Could you tell us a bit about your groundbreaking production?
The Zero Hour Musical is a fully improvised musical. Every night, we’re going to make up a musical on the spot, according to what the audience tells us to perform. Give us the title of the show and the location where it starts, then sit back and enjoy the opening and closing night of a sixty-minute musical which only that specific audience will ever see!
The ZHM is groundbreaking because it’s the first ever improvised musical to be put on at the ADC theatre, and the first time the Cambridge Impronauts and CUMTS have co-produced a show! Being the first show of its kind at the ADC has presented both fresh and interesting opportunities and challenges. Joining up two of Cambridge’s most popular societies has been a dream.
Tell us a bit about the performers
We’re working with a cast of six, who came from vastly different backgrounds. Some were Impronauts, some came from CUMTS, but ultimately we have all learned from each other to become a cool hybrid of the two! We also have a band of three of the most talented musicians I have ever seen. They come at this show from the background of jazz music, so they’re very comfortable with improvisation, going with the flow and generally just creating something awesome without a moment’s notice.

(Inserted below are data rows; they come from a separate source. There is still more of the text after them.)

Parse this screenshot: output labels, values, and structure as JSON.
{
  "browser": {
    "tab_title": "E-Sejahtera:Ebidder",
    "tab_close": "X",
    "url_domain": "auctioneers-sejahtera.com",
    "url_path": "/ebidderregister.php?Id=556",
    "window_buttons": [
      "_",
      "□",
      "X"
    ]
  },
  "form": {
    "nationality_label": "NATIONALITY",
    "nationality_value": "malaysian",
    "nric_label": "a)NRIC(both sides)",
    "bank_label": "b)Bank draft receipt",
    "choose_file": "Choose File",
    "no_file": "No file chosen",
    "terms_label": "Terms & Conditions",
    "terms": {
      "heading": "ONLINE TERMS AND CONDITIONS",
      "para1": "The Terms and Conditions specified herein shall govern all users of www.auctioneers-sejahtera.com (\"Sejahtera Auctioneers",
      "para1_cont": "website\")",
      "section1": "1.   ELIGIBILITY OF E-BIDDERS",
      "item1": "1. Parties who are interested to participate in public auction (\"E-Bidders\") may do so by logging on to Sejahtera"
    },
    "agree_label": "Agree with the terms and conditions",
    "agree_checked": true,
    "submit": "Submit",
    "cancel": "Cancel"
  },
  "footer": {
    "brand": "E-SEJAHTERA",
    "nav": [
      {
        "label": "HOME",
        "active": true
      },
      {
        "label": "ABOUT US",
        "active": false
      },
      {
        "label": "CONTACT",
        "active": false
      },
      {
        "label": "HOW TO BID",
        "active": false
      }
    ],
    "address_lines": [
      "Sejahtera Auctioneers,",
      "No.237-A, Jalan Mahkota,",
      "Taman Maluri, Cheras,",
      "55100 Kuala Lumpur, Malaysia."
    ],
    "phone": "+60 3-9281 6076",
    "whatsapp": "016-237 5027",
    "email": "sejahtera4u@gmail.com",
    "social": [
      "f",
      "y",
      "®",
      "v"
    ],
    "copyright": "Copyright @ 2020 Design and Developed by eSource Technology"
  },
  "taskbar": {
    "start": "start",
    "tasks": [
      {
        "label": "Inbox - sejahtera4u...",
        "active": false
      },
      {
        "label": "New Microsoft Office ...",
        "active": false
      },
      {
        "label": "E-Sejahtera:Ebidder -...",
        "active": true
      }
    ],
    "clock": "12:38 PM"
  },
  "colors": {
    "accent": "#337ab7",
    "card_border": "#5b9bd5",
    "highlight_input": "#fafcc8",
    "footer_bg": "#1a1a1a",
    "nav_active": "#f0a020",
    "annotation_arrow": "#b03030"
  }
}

You mention that this is a joint endeavour: has this impacted how you rehearse?
The partnership between CUMTS and the Impronauts allows us to pool our collective skillsets, areas of expertise and ideas. Through it, the Impronauts have been able to learn a lot about musical theatre performance technique, and CUMTS have been able to learn a lot about improvised storytelling and song creation. What we’ve arrived at therefore is a cast who have benefited from the best of both worlds, and that is solely down to this historic partnership.

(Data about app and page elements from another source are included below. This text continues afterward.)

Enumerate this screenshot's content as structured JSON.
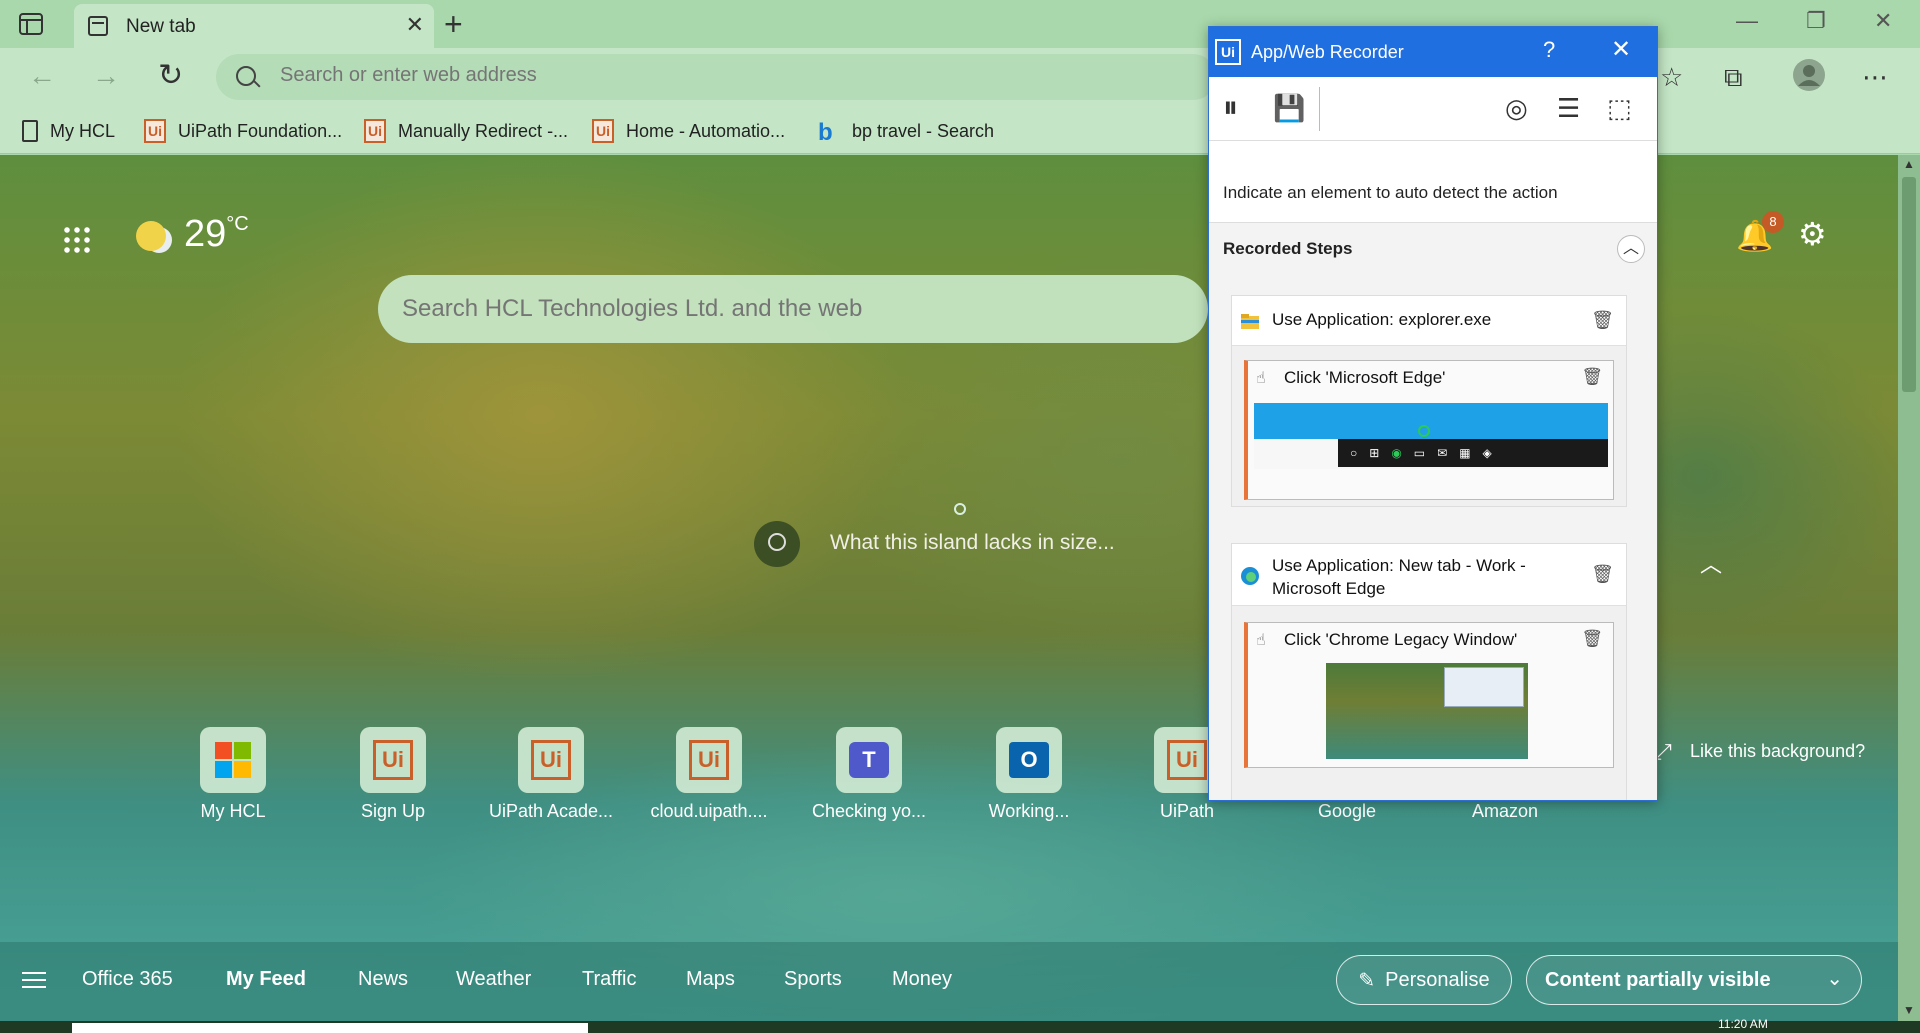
{
  "browser": {
    "tab_title": "New tab",
    "address_placeholder": "Search or enter web address",
    "favorites": [
      {
        "label": "My HCL",
        "icon": "page-icon"
      },
      {
        "label": "UiPath Foundation...",
        "icon": "uipath-icon"
      },
      {
        "label": "Manually Redirect -...",
        "icon": "uipath-icon"
      },
      {
        "label": "Home - Automatio...",
        "icon": "uipath-icon"
      },
      {
        "label": "bp travel - Search",
        "icon": "bing-icon"
      }
    ]
  },
  "newtab": {
    "temperature": "29",
    "temp_unit": "°C",
    "notification_count": "8",
    "search_placeholder": "Search HCL Technologies Ltd. and the web",
    "bg_caption": "What this island lacks in size...",
    "tiles": [
      {
        "label": "My HCL",
        "icon": "microsoft-icon"
      },
      {
        "label": "Sign Up",
        "icon": "uipath-icon"
      },
      {
        "label": "UiPath Acade...",
        "icon": "uipath-icon"
      },
      {
        "label": "cloud.uipath....",
        "icon": "uipath-icon"
      },
      {
        "label": "Checking yo...",
        "icon": "teams-icon"
      },
      {
        "label": "Working...",
        "icon": "outlook-icon"
      },
      {
        "label": "UiPath",
        "icon": "uipath-icon"
      },
      {
        "label": "Google",
        "icon": "google-icon"
      },
      {
        "label": "Amazon",
        "icon": "amazon-icon"
      }
    ],
    "like_bg": "Like this background?",
    "feed_tabs": [
      "Office 365",
      "My Feed",
      "News",
      "Weather",
      "Traffic",
      "Maps",
      "Sports",
      "Money"
    ],
    "personalise": "Personalise",
    "visibility": "Content partially visible",
    "clock": "11:20 AM"
  },
  "recorder": {
    "logo": "Ui",
    "title": "App/Web Recorder",
    "help": "?",
    "instruction": "Indicate an element to auto detect the action",
    "steps_title": "Recorded Steps",
    "apps": [
      {
        "title": "Use Application: explorer.exe",
        "step": "Click 'Microsoft Edge'"
      },
      {
        "title": "Use Application: New tab - Work - Microsoft Edge",
        "step": "Click 'Chrome Legacy Window'"
      }
    ]
  },
  "colors": {
    "accent": "#1f6fe0",
    "step_accent": "#e8743a",
    "uipath": "#c9602a"
  }
}
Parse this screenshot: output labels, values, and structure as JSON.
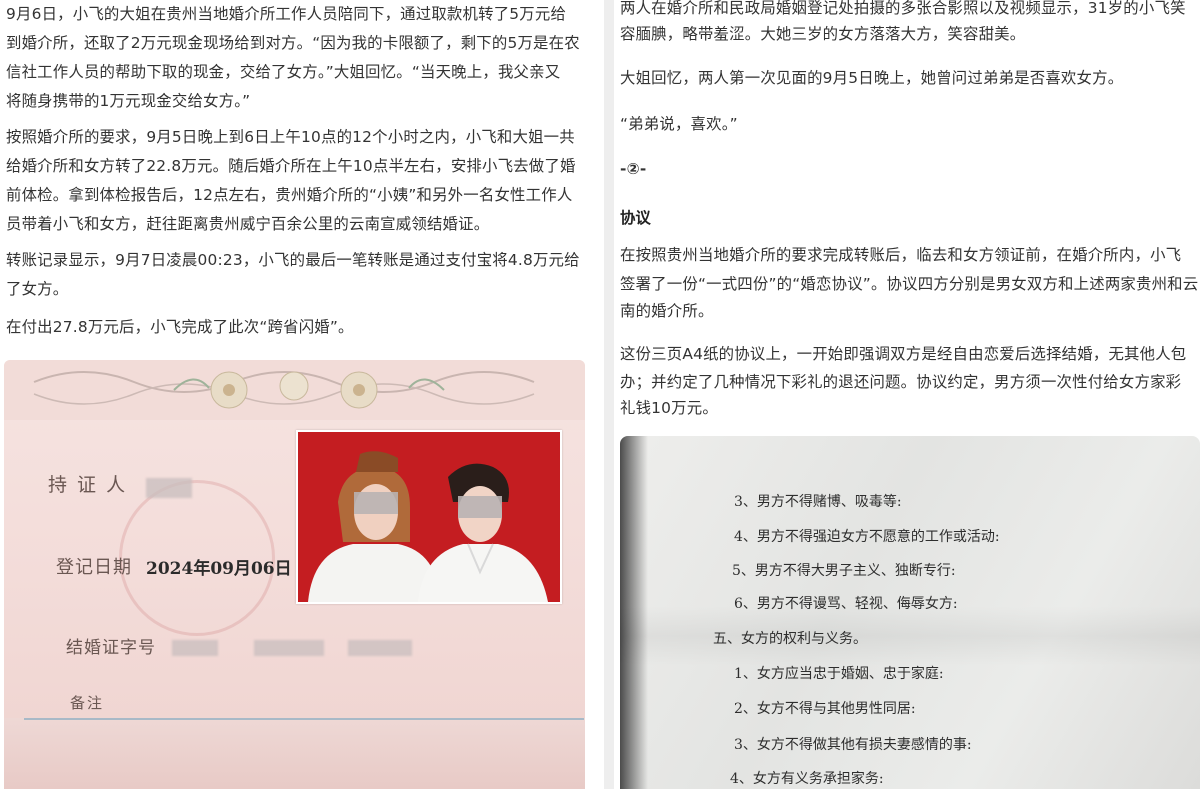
{
  "left": {
    "paragraphs": [
      "9月6日，小飞的大姐在贵州当地婚介所工作人员陪同下，通过取款机转了5万元给",
      "到婚介所，还取了2万元现金现场给到对方。“因为我的卡限额了，剩下的5万是在农",
      "信社工作人员的帮助下取的现金，交给了女方。”大姐回忆。“当天晚上，我父亲又",
      "将随身携带的1万元现金交给女方。”",
      "按照婚介所的要求，9月5日晚上到6日上午10点的12个小时之内，小飞和大姐一共",
      "给婚介所和女方转了22.8万元。随后婚介所在上午10点半左右，安排小飞去做了婚",
      "前体检。拿到体检报告后，12点左右，贵州婚介所的“小姨”和另外一名女性工作人",
      "员带着小飞和女方，赶往距离贵州威宁百余公里的云南宣威领结婚证。",
      "转账记录显示，9月7日凌晨00:23，小飞的最后一笔转账是通过支付宝将4.8万元给",
      "了女方。",
      "在付出27.8万元后，小飞完成了此次“跨省闪婚”。"
    ],
    "certificate": {
      "holder_label": "持 证 人",
      "date_label": "登记日期",
      "date_value": "2024年09月06日",
      "cert_no_label": "结婚证字号",
      "remark_label": "备注"
    }
  },
  "right": {
    "paragraphs": [
      "两人在婚介所和民政局婚姻登记处拍摄的多张合影照以及视频显示，31岁的小飞笑",
      "容腼腆，略带羞涩。大她三岁的女方落落大方，笑容甜美。",
      "大姐回忆，两人第一次见面的9月5日晚上，她曾问过弟弟是否喜欢女方。",
      "“弟弟说，喜欢。”",
      "-②-",
      "协议",
      "在按照贵州当地婚介所的要求完成转账后，临去和女方领证前，在婚介所内，小飞",
      "签署了一份“一式四份”的“婚恋协议”。协议四方分别是男女双方和上述两家贵州和云",
      "南的婚介所。",
      "这份三页A4纸的协议上，一开始即强调双方是经自由恋爱后选择结婚，无其他人包",
      "办；并约定了几种情况下彩礼的退还问题。协议约定，男方须一次性付给女方家彩",
      "礼钱10万元。"
    ],
    "agreement_lines": [
      "3、男方不得赌博、吸毒等:",
      "4、男方不得强迫女方不愿意的工作或活动:",
      "5、男方不得大男子主义、独断专行:",
      "6、男方不得谩骂、轻视、侮辱女方:",
      "五、女方的权利与义务。",
      "1、女方应当忠于婚姻、忠于家庭:",
      "2、女方不得与其他男性同居:",
      "3、女方不得做其他有损夫妻感情的事:",
      "4、女方有义务承担家务:"
    ]
  },
  "colors": {
    "text": "#333333",
    "page_divider": "#eeeeee",
    "certificate_pink": "#f3dcd9",
    "photo_red": "#c61e22",
    "paper_gray": "#e5e6e4"
  }
}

In terms of rehearsals – the better word is practices, since this show is purely skill-based. All we ever do is practise the skills we’ll be using on the night, just like a football team might prepare for a big match. As far as whether the process has been impacted by the partnership – not really! We’ve prepared for this show as rigorously as we would for any other, and that is ultimately the most important thing.
Has the musical element added any technical challenges compared to previous shows?

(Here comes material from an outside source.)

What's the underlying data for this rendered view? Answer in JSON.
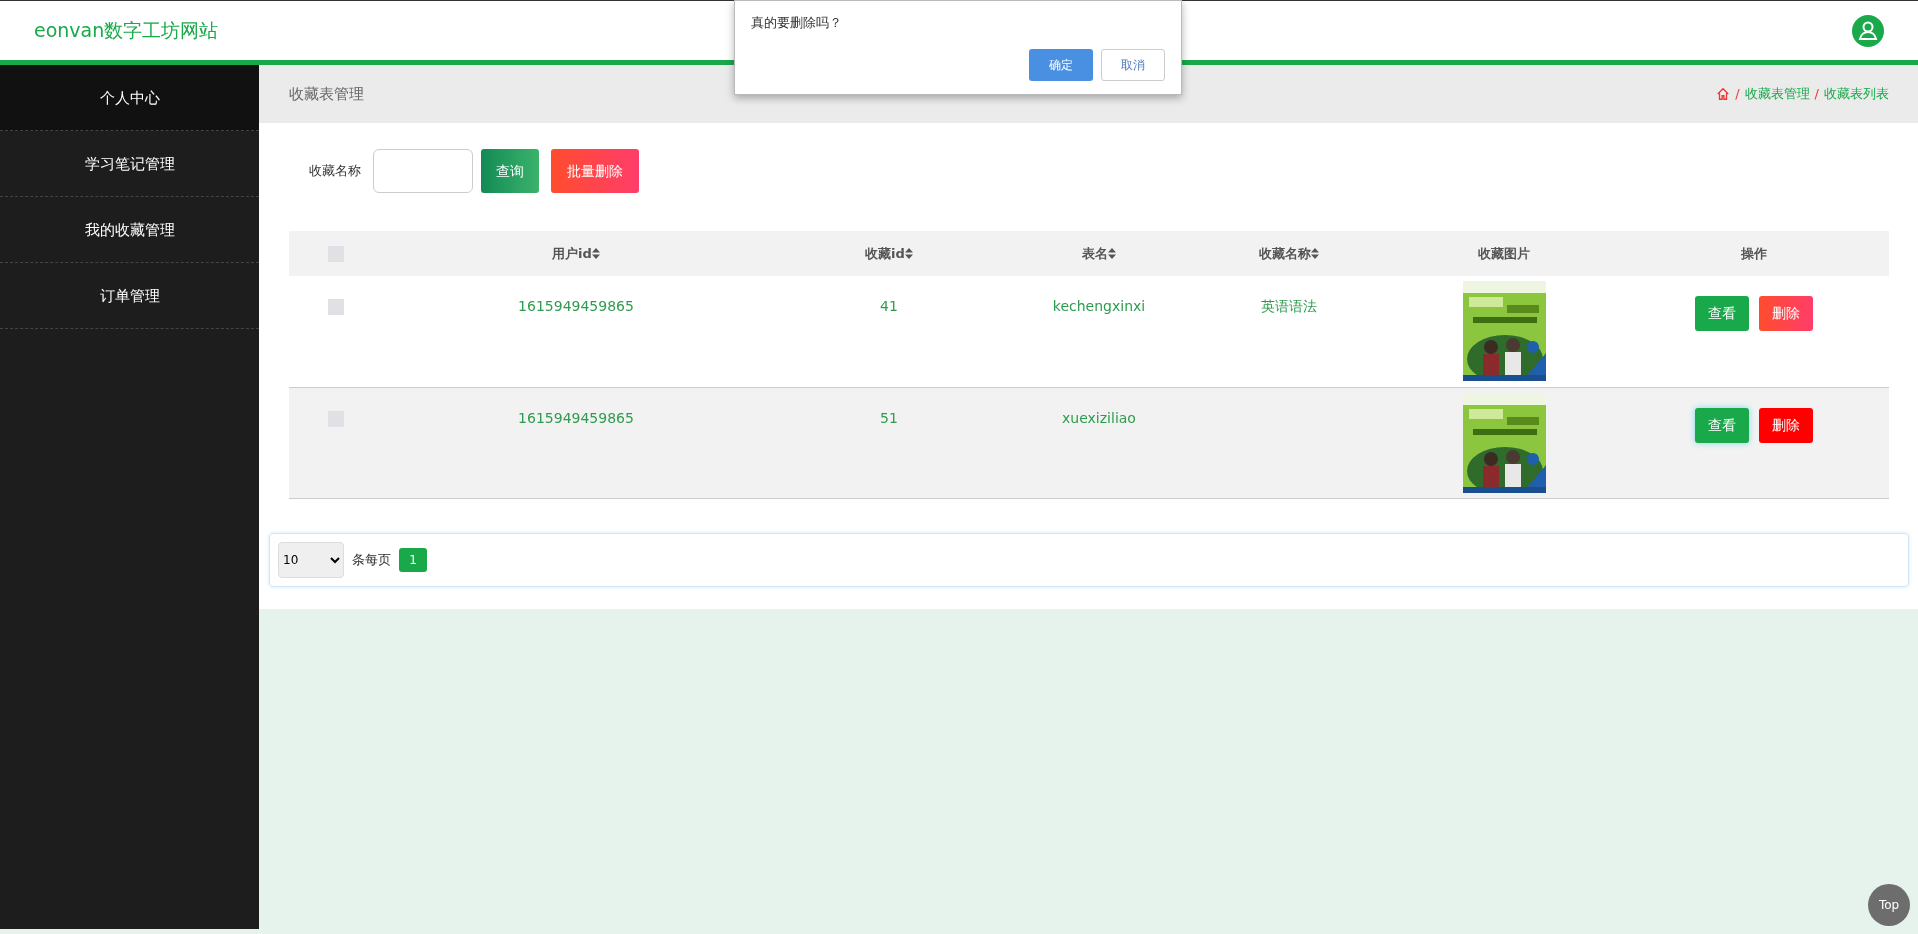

Absolutely. We’ve done an improvised musical before, but now taking one to the ADC stage, which requires cast and band microphones, provides all sorts of technical challenges to Sushant, our sound designer – for example getting that mix just right whilst avoiding feedback or any other issues. We’re actually running two different technical rehearsals for this exact reason – the goal is to hit the ground running come opening night.
The second big change to the musical side of things is that our band has expanded from one pianist, to a three-piece band. So getting the balance right between cast and band is more tricky than ever. Safe to say I’m buying Sushant a few drinks after this!
Will there be dancing involved? If so, how will routines work?
Yes! This show will have singing, acting, storytelling and what we lovingly refer to as ‘choreography’. This is an area into which no improv musical troupe I’ve seen has really explored and so it’s been up to us to carve our own path with it. I don’t want to give too much away but I can definitely promise you dancing!
All improvised shows ever aim to do is to make the audience feel like they got their money’s worth. I have never been surer in my life that an improvised show will exceed the value of its ticket than I am with this one. It’s one-of-a-kind. It’s never-before. It may just be never-again. It’s been a dream of mine for three years now and common sense dictates that it shouldn’t work. But it does. Oh boy, it works. And if you come see a show, or two, or three, or four, you will be blown away.